Interface dataset entries:
- - -

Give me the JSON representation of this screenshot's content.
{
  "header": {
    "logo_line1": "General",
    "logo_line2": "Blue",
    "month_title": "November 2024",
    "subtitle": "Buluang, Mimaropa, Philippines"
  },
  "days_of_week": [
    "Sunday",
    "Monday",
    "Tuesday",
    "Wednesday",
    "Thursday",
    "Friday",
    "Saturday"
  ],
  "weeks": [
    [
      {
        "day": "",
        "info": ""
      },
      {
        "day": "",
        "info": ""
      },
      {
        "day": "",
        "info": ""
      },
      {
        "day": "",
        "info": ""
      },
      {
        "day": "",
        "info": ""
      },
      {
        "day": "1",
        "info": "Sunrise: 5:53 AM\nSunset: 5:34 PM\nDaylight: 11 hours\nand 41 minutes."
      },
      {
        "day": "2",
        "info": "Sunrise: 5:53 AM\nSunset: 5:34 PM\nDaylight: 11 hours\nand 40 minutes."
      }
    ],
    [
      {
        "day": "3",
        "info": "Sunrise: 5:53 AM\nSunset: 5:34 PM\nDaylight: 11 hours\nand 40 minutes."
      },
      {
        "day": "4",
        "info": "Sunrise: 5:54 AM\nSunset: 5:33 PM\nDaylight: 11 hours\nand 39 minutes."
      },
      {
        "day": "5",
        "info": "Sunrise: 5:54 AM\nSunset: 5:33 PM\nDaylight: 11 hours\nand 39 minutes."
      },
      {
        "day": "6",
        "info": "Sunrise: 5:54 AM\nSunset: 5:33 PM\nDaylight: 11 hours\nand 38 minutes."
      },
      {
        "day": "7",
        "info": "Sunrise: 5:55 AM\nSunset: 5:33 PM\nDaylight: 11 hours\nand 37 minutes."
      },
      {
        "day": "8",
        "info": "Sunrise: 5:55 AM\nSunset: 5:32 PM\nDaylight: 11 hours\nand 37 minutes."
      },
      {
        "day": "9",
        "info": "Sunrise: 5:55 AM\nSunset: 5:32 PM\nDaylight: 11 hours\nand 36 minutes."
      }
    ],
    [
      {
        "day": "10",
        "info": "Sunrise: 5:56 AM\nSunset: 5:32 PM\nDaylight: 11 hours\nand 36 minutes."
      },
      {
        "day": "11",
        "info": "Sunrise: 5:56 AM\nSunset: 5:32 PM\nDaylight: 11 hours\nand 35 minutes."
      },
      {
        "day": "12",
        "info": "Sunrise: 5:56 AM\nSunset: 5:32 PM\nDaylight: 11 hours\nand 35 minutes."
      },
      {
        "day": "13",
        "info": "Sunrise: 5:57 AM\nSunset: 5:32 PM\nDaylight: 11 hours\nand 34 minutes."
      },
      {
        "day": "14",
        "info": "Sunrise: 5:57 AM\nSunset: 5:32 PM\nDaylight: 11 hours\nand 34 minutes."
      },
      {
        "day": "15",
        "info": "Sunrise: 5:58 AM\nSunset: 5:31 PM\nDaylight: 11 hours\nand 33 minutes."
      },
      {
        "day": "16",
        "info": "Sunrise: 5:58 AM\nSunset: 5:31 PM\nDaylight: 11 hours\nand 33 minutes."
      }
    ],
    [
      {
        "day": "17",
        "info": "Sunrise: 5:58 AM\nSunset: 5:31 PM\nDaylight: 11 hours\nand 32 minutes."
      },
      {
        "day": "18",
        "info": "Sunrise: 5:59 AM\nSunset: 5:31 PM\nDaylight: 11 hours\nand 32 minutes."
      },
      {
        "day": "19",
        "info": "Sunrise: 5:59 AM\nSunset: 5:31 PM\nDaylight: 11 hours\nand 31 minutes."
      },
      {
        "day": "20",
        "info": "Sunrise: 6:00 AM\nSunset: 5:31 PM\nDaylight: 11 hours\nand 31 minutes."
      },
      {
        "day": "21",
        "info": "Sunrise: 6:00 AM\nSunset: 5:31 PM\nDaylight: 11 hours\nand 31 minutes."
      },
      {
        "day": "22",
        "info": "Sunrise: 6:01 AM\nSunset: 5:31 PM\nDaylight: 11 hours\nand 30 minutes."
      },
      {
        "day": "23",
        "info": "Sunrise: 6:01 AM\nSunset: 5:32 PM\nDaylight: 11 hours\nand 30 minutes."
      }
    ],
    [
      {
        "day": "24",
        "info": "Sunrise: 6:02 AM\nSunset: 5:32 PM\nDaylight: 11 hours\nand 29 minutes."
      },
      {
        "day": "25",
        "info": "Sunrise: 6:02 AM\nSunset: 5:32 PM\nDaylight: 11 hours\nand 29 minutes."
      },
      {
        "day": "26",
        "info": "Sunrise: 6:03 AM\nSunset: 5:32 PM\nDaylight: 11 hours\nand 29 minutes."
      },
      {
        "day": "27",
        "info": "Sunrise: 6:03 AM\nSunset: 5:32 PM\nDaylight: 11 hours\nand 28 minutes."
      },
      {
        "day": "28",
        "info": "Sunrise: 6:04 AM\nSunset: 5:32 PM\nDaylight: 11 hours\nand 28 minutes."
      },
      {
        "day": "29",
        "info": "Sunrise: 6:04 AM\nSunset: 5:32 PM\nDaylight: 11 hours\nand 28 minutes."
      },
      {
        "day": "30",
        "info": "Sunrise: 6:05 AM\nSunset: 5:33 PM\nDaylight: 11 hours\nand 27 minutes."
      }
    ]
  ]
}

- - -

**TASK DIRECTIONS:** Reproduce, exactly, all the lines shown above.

**RESULT OF THE EXERCISE:**
Give me the JSON representation of this screenshot's content.
{
  "header": {
    "logo_line1": "General",
    "logo_line2": "Blue",
    "month_title": "November 2024",
    "subtitle": "Buluang, Mimaropa, Philippines"
  },
  "days_of_week": [
    "Sunday",
    "Monday",
    "Tuesday",
    "Wednesday",
    "Thursday",
    "Friday",
    "Saturday"
  ],
  "weeks": [
    [
      {
        "day": "",
        "info": ""
      },
      {
        "day": "",
        "info": ""
      },
      {
        "day": "",
        "info": ""
      },
      {
        "day": "",
        "info": ""
      },
      {
        "day": "",
        "info": ""
      },
      {
        "day": "1",
        "info": "Sunrise: 5:53 AM\nSunset: 5:34 PM\nDaylight: 11 hours\nand 41 minutes."
      },
      {
        "day": "2",
        "info": "Sunrise: 5:53 AM\nSunset: 5:34 PM\nDaylight: 11 hours\nand 40 minutes."
      }
    ],
    [
      {
        "day": "3",
        "info": "Sunrise: 5:53 AM\nSunset: 5:34 PM\nDaylight: 11 hours\nand 40 minutes."
      },
      {
        "day": "4",
        "info": "Sunrise: 5:54 AM\nSunset: 5:33 PM\nDaylight: 11 hours\nand 39 minutes."
      },
      {
        "day": "5",
        "info": "Sunrise: 5:54 AM\nSunset: 5:33 PM\nDaylight: 11 hours\nand 39 minutes."
      },
      {
        "day": "6",
        "info": "Sunrise: 5:54 AM\nSunset: 5:33 PM\nDaylight: 11 hours\nand 38 minutes."
      },
      {
        "day": "7",
        "info": "Sunrise: 5:55 AM\nSunset: 5:33 PM\nDaylight: 11 hours\nand 37 minutes."
      },
      {
        "day": "8",
        "info": "Sunrise: 5:55 AM\nSunset: 5:32 PM\nDaylight: 11 hours\nand 37 minutes."
      },
      {
        "day": "9",
        "info": "Sunrise: 5:55 AM\nSunset: 5:32 PM\nDaylight: 11 hours\nand 36 minutes."
      }
    ],
    [
      {
        "day": "10",
        "info": "Sunrise: 5:56 AM\nSunset: 5:32 PM\nDaylight: 11 hours\nand 36 minutes."
      },
      {
        "day": "11",
        "info": "Sunrise: 5:56 AM\nSunset: 5:32 PM\nDaylight: 11 hours\nand 35 minutes."
      },
      {
        "day": "12",
        "info": "Sunrise: 5:56 AM\nSunset: 5:32 PM\nDaylight: 11 hours\nand 35 minutes."
      },
      {
        "day": "13",
        "info": "Sunrise: 5:57 AM\nSunset: 5:32 PM\nDaylight: 11 hours\nand 34 minutes."
      },
      {
        "day": "14",
        "info": "Sunrise: 5:57 AM\nSunset: 5:32 PM\nDaylight: 11 hours\nand 34 minutes."
      },
      {
        "day": "15",
        "info": "Sunrise: 5:58 AM\nSunset: 5:31 PM\nDaylight: 11 hours\nand 33 minutes."
      },
      {
        "day": "16",
        "info": "Sunrise: 5:58 AM\nSunset: 5:31 PM\nDaylight: 11 hours\nand 33 minutes."
      }
    ],
    [
      {
        "day": "17",
        "info": "Sunrise: 5:58 AM\nSunset: 5:31 PM\nDaylight: 11 hours\nand 32 minutes."
      },
      {
        "day": "18",
        "info": "Sunrise: 5:59 AM\nSunset: 5:31 PM\nDaylight: 11 hours\nand 32 minutes."
      },
      {
        "day": "19",
        "info": "Sunrise: 5:59 AM\nSunset: 5:31 PM\nDaylight: 11 hours\nand 31 minutes."
      },
      {
        "day": "20",
        "info": "Sunrise: 6:00 AM\nSunset: 5:31 PM\nDaylight: 11 hours\nand 31 minutes."
      },
      {
        "day": "21",
        "info": "Sunrise: 6:00 AM\nSunset: 5:31 PM\nDaylight: 11 hours\nand 31 minutes."
      },
      {
        "day": "22",
        "info": "Sunrise: 6:01 AM\nSunset: 5:31 PM\nDaylight: 11 hours\nand 30 minutes."
      },
      {
        "day": "23",
        "info": "Sunrise: 6:01 AM\nSunset: 5:32 PM\nDaylight: 11 hours\nand 30 minutes."
      }
    ],
    [
      {
        "day": "24",
        "info": "Sunrise: 6:02 AM\nSunset: 5:32 PM\nDaylight: 11 hours\nand 29 minutes."
      },
      {
        "day": "25",
        "info": "Sunrise: 6:02 AM\nSunset: 5:32 PM\nDaylight: 11 hours\nand 29 minutes."
      },
      {
        "day": "26",
        "info": "Sunrise: 6:03 AM\nSunset: 5:32 PM\nDaylight: 11 hours\nand 29 minutes."
      },
      {
        "day": "27",
        "info": "Sunrise: 6:03 AM\nSunset: 5:32 PM\nDaylight: 11 hours\nand 28 minutes."
      },
      {
        "day": "28",
        "info": "Sunrise: 6:04 AM\nSunset: 5:32 PM\nDaylight: 11 hours\nand 28 minutes."
      },
      {
        "day": "29",
        "info": "Sunrise: 6:04 AM\nSunset: 5:32 PM\nDaylight: 11 hours\nand 28 minutes."
      },
      {
        "day": "30",
        "info": "Sunrise: 6:05 AM\nSunset: 5:33 PM\nDaylight: 11 hours\nand 27 minutes."
      }
    ]
  ]
}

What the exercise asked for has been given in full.